(chroot) # LANG=C pacman -Sl | awk '/\[installed\]$/ {print $1 "/" $2 "-" $3}' > /pkglist.txt
(chroot) # pacman -Scc
(chroot) # exit

If you updated the kernel or the initramfs, move them over to the system, and remove the fallback initramfs (the install ISO does not use this):

$ mv squashfs-root/boot/vmlinuz-linux ~/customiso/arch/boot/x86_64/vmlinuz
$ mv squashfs-root/boot/initramfs-linux.img ~/customiso/arch/boot/x86_64/archiso.img
$ rm squashfs-root/boot/initramfs-linux-fallback.img

Move the list of packages:

$ mv squashfs-root/pkglist.txt ~/customiso/arch/pkglist.x86_64.txt

Now recreate airootfs.sfs:

$ rm airootfs.sfs
$ mksquashfs squashfs-root airootfs.sfs
Note: The monthly install ISO uses the -comp xz option on mksquashfs to significantly reduce size, but it also takes longer


# rm -r squashfs-root

Now update the SHA512 checksum of airootfs.sfs:

$ sha512sum airootfs.sfs > airootfs.sha512

Modifying the EFI boot image

If you have updated the kernel or the initramfs and wish to boot on EFI systems, update the EFI boot image. You will need dosfstools as the EFI boot image is a FAT16 filesystem.

$ mkdir mnt
# mount -t vfat -o loop ~/customiso/EFI/archiso/efiboot.img mnt
# cp ~/customiso/arch/boot/x86_64/vmlinuz mnt/EFI/archiso/vmlinuz.efi
# cp ~/customiso/arch/boot/x86_64/archiso.img mnt/EFI/archiso/archiso.img

If you see No space left on device errors, you might need to resize efiboot.img. You can also create a new efiboot.img and copy the old files (replace 50 with the required size).

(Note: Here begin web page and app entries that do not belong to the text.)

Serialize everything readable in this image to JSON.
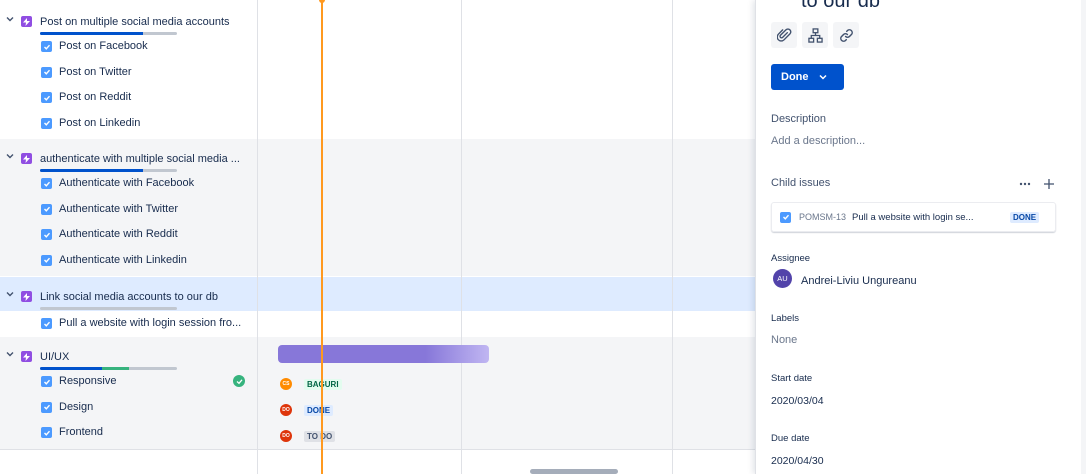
{
  "epics": [
    {
      "title": "Post on multiple social media accounts",
      "progress_done_pct": 75,
      "progress_inprogress_pct": 0,
      "children": [
        "Post on Facebook",
        "Post on Twitter",
        "Post on Reddit",
        "Post on Linkedin"
      ]
    },
    {
      "title": "authenticate with multiple social media ...",
      "progress_done_pct": 75,
      "progress_inprogress_pct": 0,
      "children": [
        "Authenticate with Facebook",
        "Authenticate with Twitter",
        "Authenticate with Reddit",
        "Authenticate with Linkedin"
      ]
    },
    {
      "title": "Link social media accounts to our db",
      "progress_done_pct": 0,
      "progress_inprogress_pct": 0,
      "children": [
        "Pull a website with login session fro..."
      ]
    },
    {
      "title": "UI/UX",
      "progress_done_pct": 45,
      "progress_inprogress_pct": 20,
      "children": [
        "Responsive",
        "Design",
        "Frontend"
      ]
    }
  ],
  "timeline": {
    "statuses": [
      {
        "initials": "CS",
        "label": "BAGURI",
        "avatar_color": "#ff8b00",
        "text_color": "#006644",
        "bg_color": "#e3fcef"
      },
      {
        "initials": "DO",
        "label": "DONE",
        "avatar_color": "#de350b",
        "text_color": "#0747a6",
        "bg_color": "#deebff"
      },
      {
        "initials": "DO",
        "label": "TO DO",
        "avatar_color": "#de350b",
        "text_color": "#42526e",
        "bg_color": "#dfe1e6"
      }
    ]
  },
  "panel": {
    "title": "to our db",
    "status_button": "Done",
    "description_label": "Description",
    "description_placeholder": "Add a description...",
    "child_issues_label": "Child issues",
    "child_issue": {
      "key": "POMSM-13",
      "summary": "Pull a website with login se...",
      "status": "DONE"
    },
    "assignee_label": "Assignee",
    "assignee_initials": "AU",
    "assignee_name": "Andrei-Liviu Ungureanu",
    "labels_label": "Labels",
    "labels_value": "None",
    "start_date_label": "Start date",
    "start_date": "2020/03/04",
    "due_date_label": "Due date",
    "due_date": "2020/04/30"
  },
  "colors": {
    "accent": "#0052cc",
    "epic": "#904ee2",
    "today_line": "#ff991f",
    "roadmap_bar": "#8777d9"
  }
}
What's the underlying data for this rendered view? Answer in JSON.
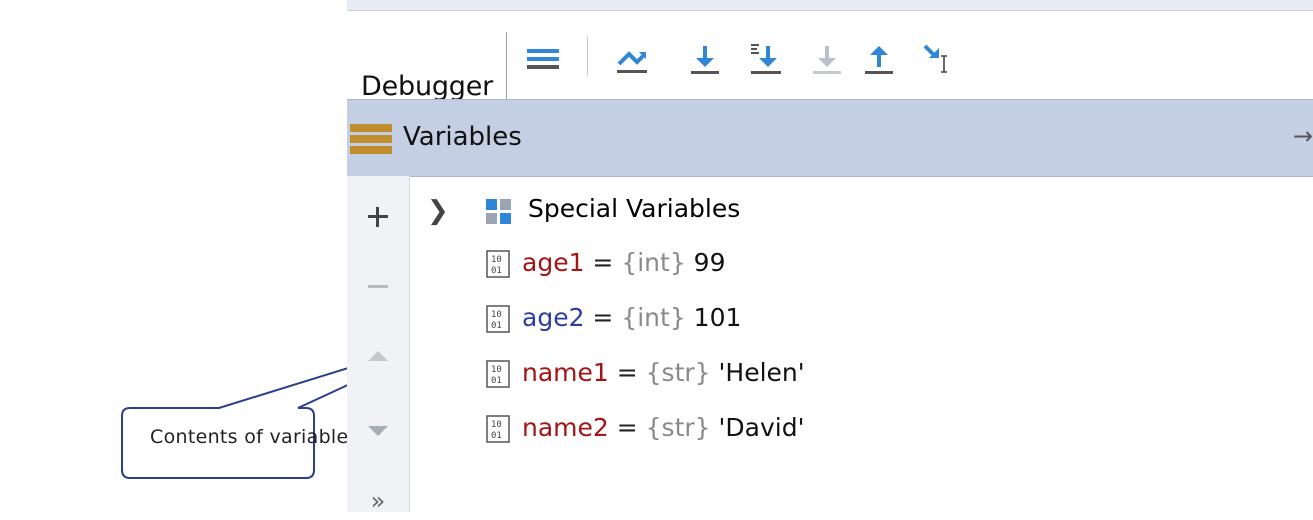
{
  "toolbar": {
    "tab_label": "Debugger",
    "buttons": [
      {
        "icon": "menu-lines-icon"
      },
      {
        "icon": "step-over-icon"
      },
      {
        "icon": "step-into-icon"
      },
      {
        "icon": "step-into-my-code-icon"
      },
      {
        "icon": "force-step-into-icon"
      },
      {
        "icon": "step-out-icon"
      },
      {
        "icon": "run-to-cursor-icon"
      }
    ]
  },
  "variables_panel": {
    "title": "Variables",
    "pin_glyph": "→",
    "tree_root": {
      "label": "Special Variables",
      "expanded": false
    },
    "rows": [
      {
        "name": "age1",
        "eq": " = ",
        "type": "{int}",
        "value": " 99",
        "name_color": "#a31515"
      },
      {
        "name": "age2",
        "eq": " = ",
        "type": "{int}",
        "value": " 101",
        "name_color": "#2e3ea0"
      },
      {
        "name": "name1",
        "eq": " = ",
        "type": "{str}",
        "value": " 'Helen'",
        "name_color": "#a31515"
      },
      {
        "name": "name2",
        "eq": " = ",
        "type": "{str}",
        "value": " 'David'",
        "name_color": "#a31515"
      }
    ]
  },
  "sidebar": {
    "buttons": [
      "add-icon",
      "remove-icon",
      "move-up-icon",
      "move-down-icon",
      "more-icon"
    ],
    "more_glyph": "»"
  },
  "callout": {
    "text": "Contents of variables"
  },
  "colors": {
    "accent_blue": "#2f86d6",
    "header_bg": "#c5cfe3",
    "var_name_red": "#a31515",
    "var_name_blue": "#2e3ea0"
  }
}
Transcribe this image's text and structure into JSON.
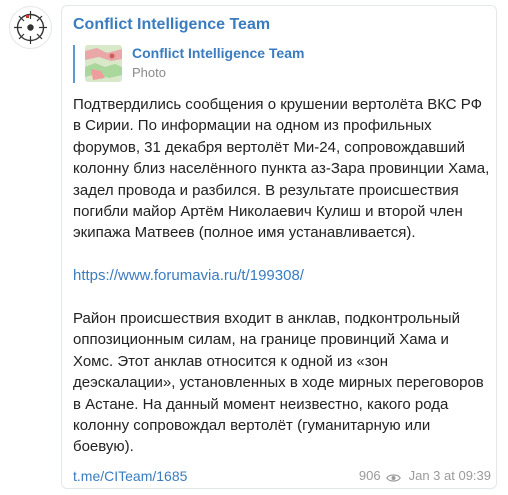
{
  "post": {
    "channel_name": "Conflict Intelligence Team",
    "forwarded": {
      "title": "Conflict Intelligence Team",
      "subtitle": "Photo"
    },
    "paragraph1": "Подтвердились сообщения о крушении вертолёта ВКС РФ в Сирии. По информации на одном из профильных форумов, 31 декабря вертолёт Ми-24, сопровождавший колонну близ населённого пункта аз-Зара провинции Хама, задел провода и разбился. В результате происшествия погибли майор Артём Николаевич Кулиш и второй член экипажа Матвеев (полное имя устанавливается).",
    "link": "https://www.forumavia.ru/t/199308/",
    "paragraph2": "Район происшествия входит в анклав, подконтрольный оппозиционным силам, на границе провинций Хама и Хомс. Этот анклав относится к одной из «зон деэскалации», установленных в ходе мирных переговоров в Астане. На данный момент неизвестно, какого рода колонну сопровождал вертолёт (гуманитарную или боевую).",
    "footer_link": "t.me/CITeam/1685",
    "views": "906",
    "date": "Jan 3 at 09:39"
  },
  "icons": {
    "avatar": "channel-logo-icon",
    "views": "eye-icon"
  },
  "colors": {
    "accent": "#3a7cbf",
    "text": "#222222",
    "meta": "#9a9a9a"
  }
}
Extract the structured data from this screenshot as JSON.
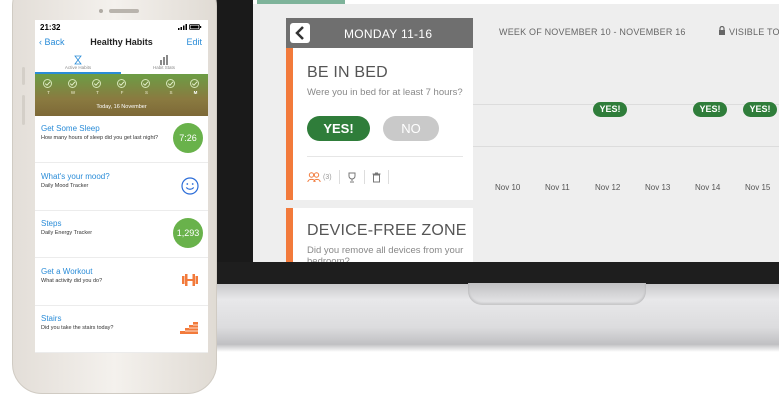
{
  "desktop": {
    "day_title": "MONDAY 11-16",
    "week_label": "WEEK OF NOVEMBER 10 - NOVEMBER 16",
    "visibility_label": "VISIBLE TO YO",
    "habits": [
      {
        "title": "BE IN BED",
        "question": "Were you in bed for at least 7 hours?",
        "yes_label": "YES!",
        "no_label": "NO",
        "people_count": "(3)"
      },
      {
        "title": "DEVICE-FREE ZONE",
        "question": "Did you remove all devices from your bedroom?"
      }
    ],
    "chart_dates": [
      "Nov 10",
      "Nov 11",
      "Nov 12",
      "Nov 13",
      "Nov 14",
      "Nov 15"
    ],
    "chart_yes_label": "YES!",
    "chart_yes_days": [
      "Nov 12",
      "Nov 14",
      "Nov 15"
    ]
  },
  "phone": {
    "status_time": "21:32",
    "nav_back": "Back",
    "nav_title": "Healthy Habits",
    "nav_edit": "Edit",
    "tabs": [
      "Active Habits",
      "Habit Stats"
    ],
    "week_days": [
      "T",
      "W",
      "T",
      "F",
      "S",
      "S",
      "M"
    ],
    "today_label": "Today, 16 November",
    "habits": [
      {
        "title": "Get Some Sleep",
        "subtitle": "How many hours of sleep did you get last night?",
        "value": "7:26"
      },
      {
        "title": "What's your mood?",
        "subtitle": "Daily Mood Tracker",
        "icon": "smiley-icon"
      },
      {
        "title": "Steps",
        "subtitle": "Daily Energy Tracker",
        "value": "1,293"
      },
      {
        "title": "Get a Workout",
        "subtitle": "What activity did you do?",
        "icon": "dumbbell-icon"
      },
      {
        "title": "Stairs",
        "subtitle": "Did you take the stairs today?",
        "icon": "stairs-icon"
      }
    ]
  },
  "colors": {
    "accent_orange": "#f27a3b",
    "yes_green": "#2f7d3a",
    "link_blue": "#2a8cd8",
    "value_green": "#69b24b"
  }
}
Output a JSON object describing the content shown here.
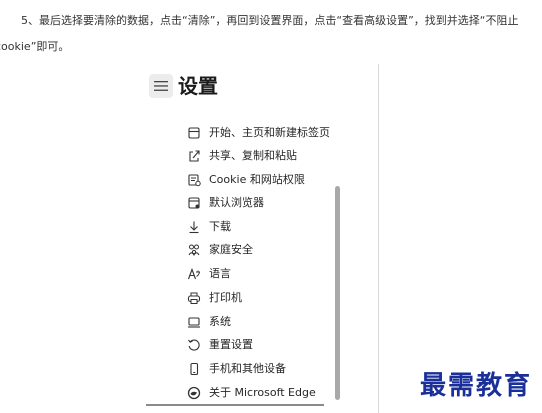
{
  "instruction": {
    "line1": "5、最后选择要清除的数据，点击“清除”，再回到设置界面，点击“查看高级设置”，找到并选择“不阻止",
    "line2": "cookie”即可。"
  },
  "settings": {
    "title": "设置",
    "menu_icon": "hamburger-menu-icon",
    "items": [
      {
        "label": "开始、主页和新建标签页",
        "icon": "home-page-icon"
      },
      {
        "label": "共享、复制和粘贴",
        "icon": "share-icon"
      },
      {
        "label": "Cookie 和网站权限",
        "icon": "cookie-permissions-icon"
      },
      {
        "label": "默认浏览器",
        "icon": "default-browser-icon"
      },
      {
        "label": "下载",
        "icon": "download-icon"
      },
      {
        "label": "家庭安全",
        "icon": "family-icon"
      },
      {
        "label": "语言",
        "icon": "language-icon"
      },
      {
        "label": "打印机",
        "icon": "printer-icon"
      },
      {
        "label": "系统",
        "icon": "system-icon"
      },
      {
        "label": "重置设置",
        "icon": "reset-icon"
      },
      {
        "label": "手机和其他设备",
        "icon": "phone-icon"
      },
      {
        "label": "关于 Microsoft Edge",
        "icon": "edge-logo-icon"
      }
    ]
  },
  "watermark": "最需教育"
}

$ dd if=/dev/zero bs=1M count=50 of=efiboot-new.img
$ mkfs.fat -n "ARCHISO_EFI" efiboot-new.img
$ mkdir new
# mount -t fat -o loop efiboot-new.img new
$ cp -r mnt/* new/
# umount new mnt
$ mv efiboot-new.img ~/customiso/EFI/archiso/efiboot.img

And use the new efiboot.img as above.

Create a new ISO

Create a new ISO image with genisoimage, which is part of cdrtools, as a symlink to mkisofs.

$ genisoimage -l -r -J -V "ARCH_201209" -b isolinux/isolinux.bin -no-emul-boot -boot-load-size 4 -boot-info-table -c isolinux/ -o ../arch-custom.iso ./
  • The ISO label must remain the same as the original label (in this case ARCH_201209) for the image to boot successfully.
  • The -b and -c options expect paths relative to the root of the ISO.

The resulting ISO image will boot only from CD, DVD or BD. For booting from USB stick or hard disk, it needs the isohybrid feature. This can be achieved by postprocessing the ISO by program isohybrid included in syslinux. Officially, the version of installed SYSLINUX has to be the same as the version of /isolinux/isolinux.bin in the ISO. It is not known whether really incompatible version combinations exist.

An alternative to genisoimage plus isohybrid can be derived from the xorriso run of mkarchiso.

$ iso_label="ARCH_201209"
$ xorriso -as mkisofs \
       -iso-level 3 \  
       -full-iso9660-filenames \
       -volid "${iso_label}" \
       -eltorito-boot isolinux/isolinux.bin \
       -eltorito-catalog isolinux/ \
       -no-emul-boot -boot-load-size 4 -boot-info-table \
       -isohybrid-mbr ~/customiso/isolinux/isohdpfx.bin \
       -output arch-custom.iso \ 

Option -isohybrid-mbr needs an MBR template file. Most probably there is already such a file /isolinux/isohdpfx.bin in the original ISO, which matches the SYSLINUX version used in the ISO. Only if this file is missing in the copied ISO content, it has to be cut out of the original ISO image file, before above xorriso run is performed:

$ dd if=/path/to/archISO bs=512 count=1 of=~/customiso/isolinux/isohdpfx.bin

If the original ISO supports bootability via EFI, this can be activated in the new ISO by inserting the following options between the lines -isohybrid-mbr ... and -output ...:

       -eltorito-alt-boot \
       -e EFI/archiso/efiboot.img \
       -no-emul-boot -isohybrid-gpt-basdat \

The file /EFI/archiso/efiboot.img is a FAT filesystem image file. If it is missing in the original ISO, then there was no UEFI support in that ISO.

The newly created ISO image arch-custom.iso is found in the home directory. You can write the ISO image to a USB stick as explained in USB Installation Media. Alternatively you can burn the ISO image on a CD, DVD, or BD with your preferred software. On Arch, that is covered in the article about burning an ISO image.

See also